Learn how to use Ink in the Windows 10 OS.
- [Speaker] When Microsoft first introduced the Surface pen and the concept of inking many years ago, the feature wasn't widely supported in the Windows operating system. Over time though, inking has had a change to mature and now it can be used in a wide variety of areas throughout Windows and Office. So, in this video, I just want to take a look at a very small sampling of some of the areas in which you can use inking. Now, one of the nice things that Microsoft has done with Windows, is that you can use inking to populate any text field. So, let me show you what I mean.
Right now we're looking at a default Windows 10 desktop, and in the lower left corner you can see the Cortana interface. Normally you would expect to type text into Cortana, but we can use inking to add text to Cortana instead. So what I'm going to do is I'm going to take the Surface pen and I'm going to tap in Cortana a few times, and when I do, I'm presented with a box that allows me to enter handwritten text using the Surface pen. So I'm just going to write my first name so that you can see how this works. What you'll see, is that as I write my name, the characters that I write will be converted to typewritten text and added to Cortana.
So let's go ahead and do that. Okay, so I've written my name and you can see that now it's been converted to typewritten text, and if I close this out, we can see in the lower left corner of the screen that the characters that I wrote by hand now appear in Cortana. So let me go ahead and close out of that. And the next thing that I want to show you is how inking is supported in the Edge browser. Now there's an entirely separate video on this where you can see this in more detail, but since we're talking about inking I just had to show you this.
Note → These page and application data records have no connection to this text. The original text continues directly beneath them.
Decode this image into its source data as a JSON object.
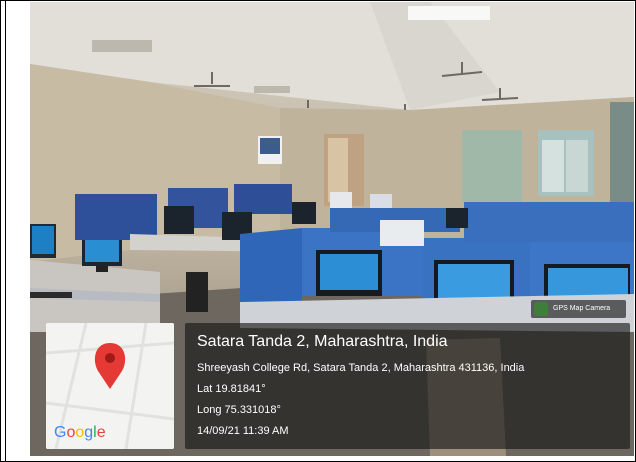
{
  "overlay": {
    "location_title": "Satara Tanda 2, Maharashtra, India",
    "address": "Shreeyash College Rd, Satara Tanda 2, Maharashtra 431136, India",
    "latitude": "Lat 19.81841°",
    "longitude": "Long 75.331018°",
    "timestamp": "14/09/21 11:39 AM"
  },
  "map": {
    "logo_letters": [
      "G",
      "o",
      "o",
      "g",
      "l",
      "e"
    ],
    "pin_color": "#E53935",
    "pin_icon": "map-pin-icon"
  },
  "badge": {
    "label": "GPS Map Camera",
    "icon": "camera-globe-icon"
  }
}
So here's the Edge browser, and there's an icon up in the tool bar, which you can see right here, and the icon is labeled add notes.
And if I click on this icon, there's a toolbar that opens and exposes a number of different inking functions. And I can take my Surface pen and I can doodle all over a webpage. So that's just a sampling of what you can do in the Edge browser. Let me go ahead and close this. Now, as previously mentioned, another area where Microsoft has given us rich inking support is in Microsoft Office. Inking is very widely supported in Word, PowerPoint, and OneNote. So let's just take a quick look at Word. I'll go ahead and open up Word.
So here's Word, and I'm just going to create a new document. I'll click on blank document, and without having to do anything special at all, I can just take my Surface pen and start writing inside of this document. And as I do that you can see that I can very easily add handwritten text to a Word document without having to do anything special. And we can blend handwritten text with typed text and create this very rich experience in Microsoft Word and some of the other Office applications. So let's go ahead and close this out.
And the very best new feature that Microsoft has given us in Windows 10 with regard to inking, is something called Sticky Notes. So let's take a look at what Sticky Notes are and how they work. I'm going to launch the Sticky Notes app by clicking on the start button, and I'll click on Sticky Notes. Now on the Surface this doesn't appear to be anything special. You can see a cursor where I can type a note to myself and I can drag this to an alternate location on the desktop. But there's two things that aren't readily apparent about the Sticky Notes. One is that it supports the Surface pen.
Two is that these Sticky Notes are intelligent. They can actually interpret what it is that you're trying to write. So I'll show you a couple of examples of that. Before I do, there's one setting that has to be enabled. So you can see that we have a settings icon right here. And we have an option to enable insights. So in order for what I'm about to show you to work, insights have to be enabled. So, as previously mentioned, Sticky Notes are able to interpret what you write and give you intelligent information based on your note. So, what happens if we write a flight number? I'm going to write AA679 for American Airlines flight 679.
Now you'll notice that shortly after I write this, the text turns blue. This indicates that Sticky Notes recognizes that I typed something, and it can provide additional meaning. So what I have to do now is tap on the Sticky Note with my finger, and when I do that we can see that it provides me with information about American Airlines flight 679 from Charlotte to Phoenix. It gives me the flight time, the gate number, and all kinds of other information. So, that's very useful. Now, certainly, Sticky Notes can provide information about many things other than just flights.
So let's take a look at one more example. What I'm going to do is I'm going to tap on the plus sign to create another Sticky Note, and this time I'm going to write an address. I'm going to write 1220 Ocean Drive, Miami Beach, and that's Florida. And so already we can see the text turning blue, and when I tap on the text I have the opportunity to view the address.
If I tap view address, then maps loads up and we can actually see the location of the address that I wrote. And we have the option of saving that to maps, which you can see right here by the mouse pointer, or getting directions, or even copying this to the clipboard. So that's just a very small representative sampling of some of the things that you can do with inking in Windows 10.
- Navigating the Windows 10 interface
- Implementing Windows 10 security
- Managing application compatibility
- Improving application performance with Game Mode
- Inking with Edge
- Configuring a network adapter
- Enabling mixed reality in Windows 10
- Using virtualization in Windows 10
- Using Remote Desktop Services
- Managing updates on individual devices and in the enterprise